At an elevation nearly fifty percent higher than the Mile High City of Denver, the air is thin. Originally, founded as the capital of the Mexica (later Aztecs) in 1325, it was conquered by the Spaniards. There is a lot about this city to make one angry enough to become metal. It's a very far cry from the paradisiacal cities like Cancun and Playa del Carmen. (The latter where I spent not only my honeymoon, but my last trip to Mexico.)
Enough of the Mexican history lesson, but if you'd like more, please email me and I'll tell you all about my visit to the archaeological site of Chichen Itza and send you photos.
|El grupo de Mexico|
The first track, "Martyr," was a bit jarring. The music is quite good, but the singer is strikingly different than what anyone would expect from a metal band.
She has a very strong Grace Slick like quality to her. Both women have this edge to their voices that is rather hard to articulate, but the listener knows what that edge is. It is the kind of vocal quality that's going to be either loved or hated. By the time the second song started, her voice had just melded into the music. Most fans of Huntress will find a lot to like about Lorena Cabrera's vocals. She does not have the range of Ms. Janus, but who does besides Mr. King Diamond?
The guitars are very strong, but a touch more subtle than my preference during the solos, a bit more face melting was in order.
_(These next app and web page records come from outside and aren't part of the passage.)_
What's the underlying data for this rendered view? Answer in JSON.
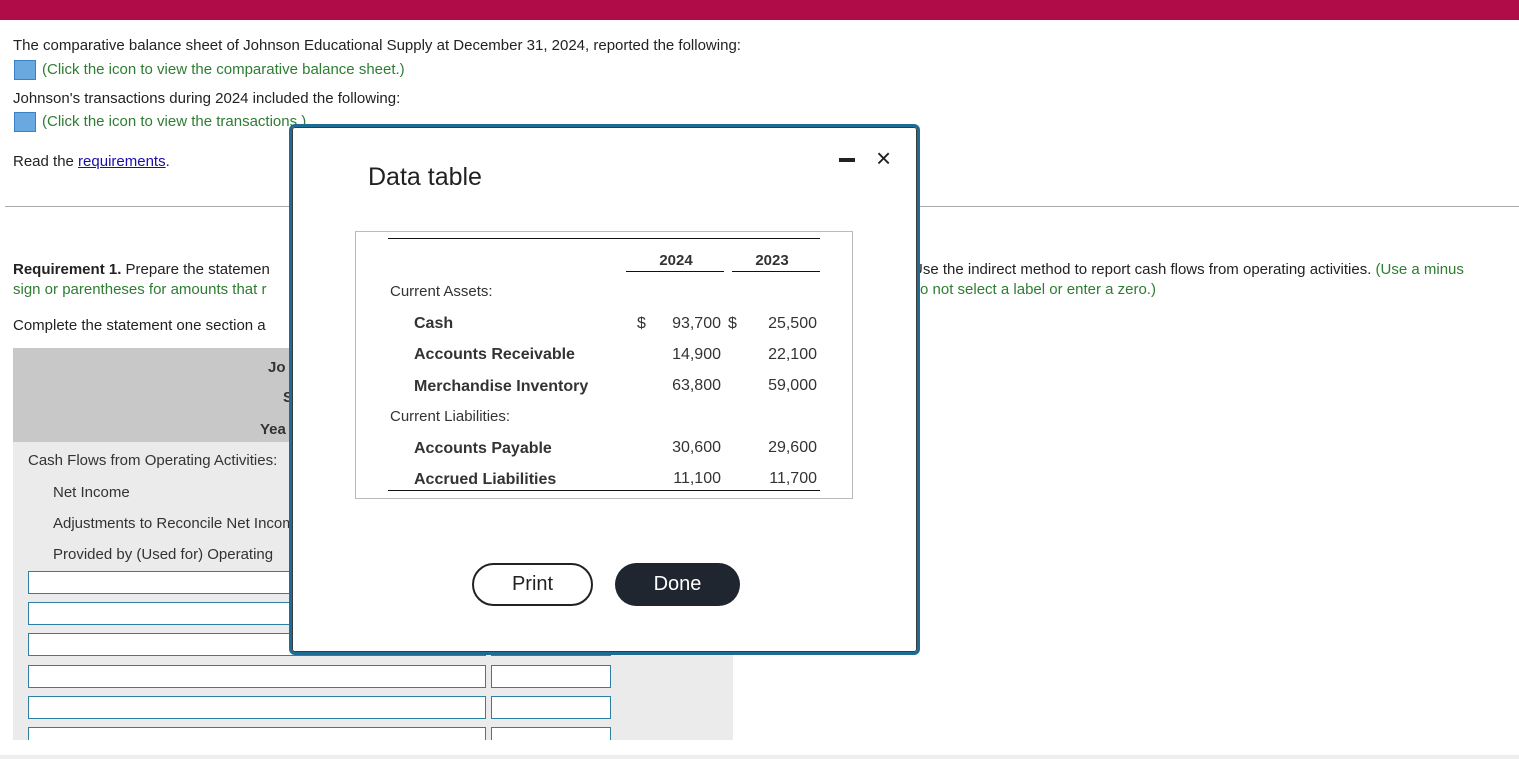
{
  "intro": {
    "line1": "The comparative balance sheet of Johnson Educational Supply at December 31, 2024, reported the following:",
    "link1": "(Click the icon to view the comparative balance sheet.)",
    "line2": "Johnson's transactions during 2024 included the following:",
    "link2": "(Click the icon to view the transactions.)",
    "read_prefix": "Read the ",
    "read_link": "requirements",
    "read_suffix": "."
  },
  "requirement": {
    "label": "Requirement 1.",
    "text_left": " Prepare the statemen",
    "green_left": "sign or parentheses for amounts that r",
    "text_right": "Use the indirect method to report cash flows from operating activities.",
    "green_right1": " (Use a minus",
    "green_right2": "o not select a label or enter a zero.)",
    "complete": "Complete the statement one section a"
  },
  "statement": {
    "header": [
      "Jo",
      "S",
      "Yea"
    ],
    "rows": [
      "Cash Flows from Operating Activities:",
      "Net Income",
      "Adjustments to Reconcile Net Income",
      "Provided by (Used for) Operating"
    ]
  },
  "modal": {
    "title": "Data table",
    "columns": [
      "2024",
      "2023"
    ],
    "sections": [
      {
        "label": "Current Assets:",
        "items": [
          {
            "name": "Cash",
            "y2024": "93,700",
            "y2023": "25,500",
            "dollar": "$"
          },
          {
            "name": "Accounts Receivable",
            "y2024": "14,900",
            "y2023": "22,100"
          },
          {
            "name": "Merchandise Inventory",
            "y2024": "63,800",
            "y2023": "59,000"
          }
        ]
      },
      {
        "label": "Current Liabilities:",
        "items": [
          {
            "name": "Accounts Payable",
            "y2024": "30,600",
            "y2023": "29,600"
          },
          {
            "name": "Accrued Liabilities",
            "y2024": "11,100",
            "y2023": "11,700"
          }
        ]
      }
    ],
    "print_label": "Print",
    "done_label": "Done",
    "close_icon": "×"
  },
  "colors": {
    "brand": "#b00c48",
    "accent_green": "#2e7d32",
    "modal_border": "#1e6b94"
  }
}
However, the craft of the solos could not be denied. After hearing the melodic openings, the shred parts sounded even more shred. In "Flash of the Blast" the trading off of leads was just awesome.
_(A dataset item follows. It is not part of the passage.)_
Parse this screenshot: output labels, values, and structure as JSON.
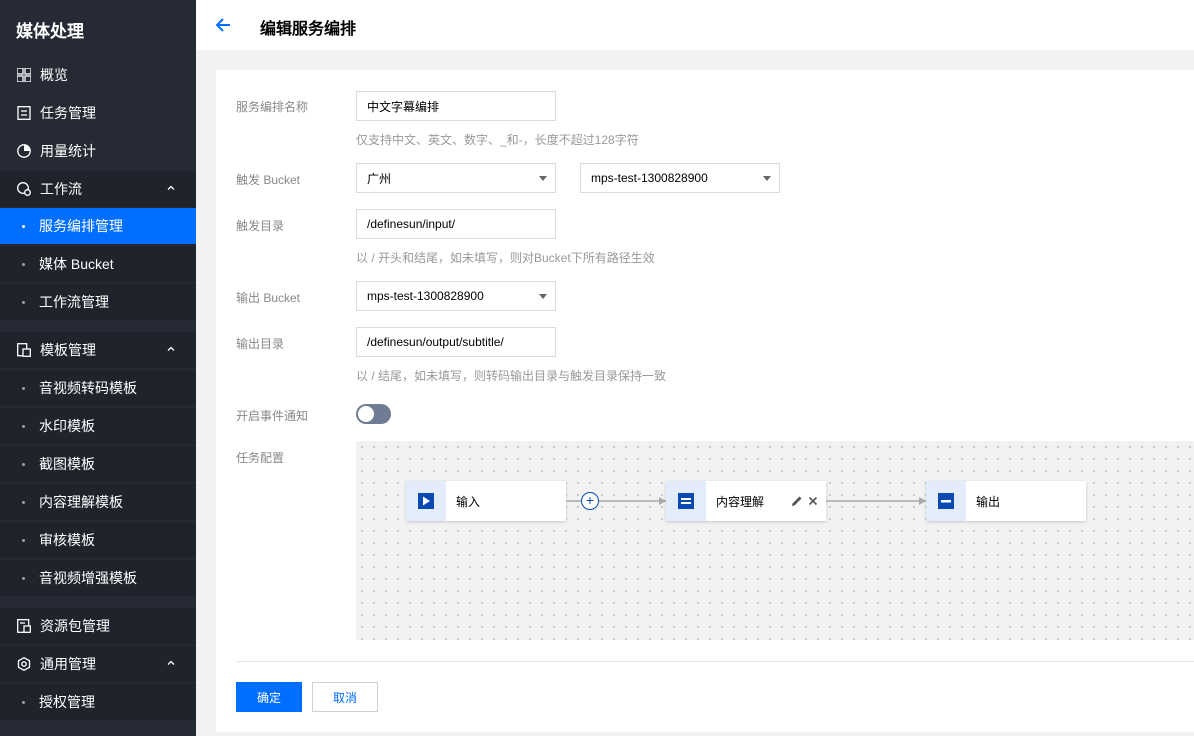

All in all, this is a very good effort by a new band trying to make a name for themselves in the giant world of metal. Though I talked a lot about their being from Mexico, there's not really much to this album that would point to their being Mexican. The lyrics are in English and the title of the record isn't Red. White. Green.
Run time: 34:24
2) Wanton War
3) Face of Madness
5) Flash of the Blast
7) 33 Degrees North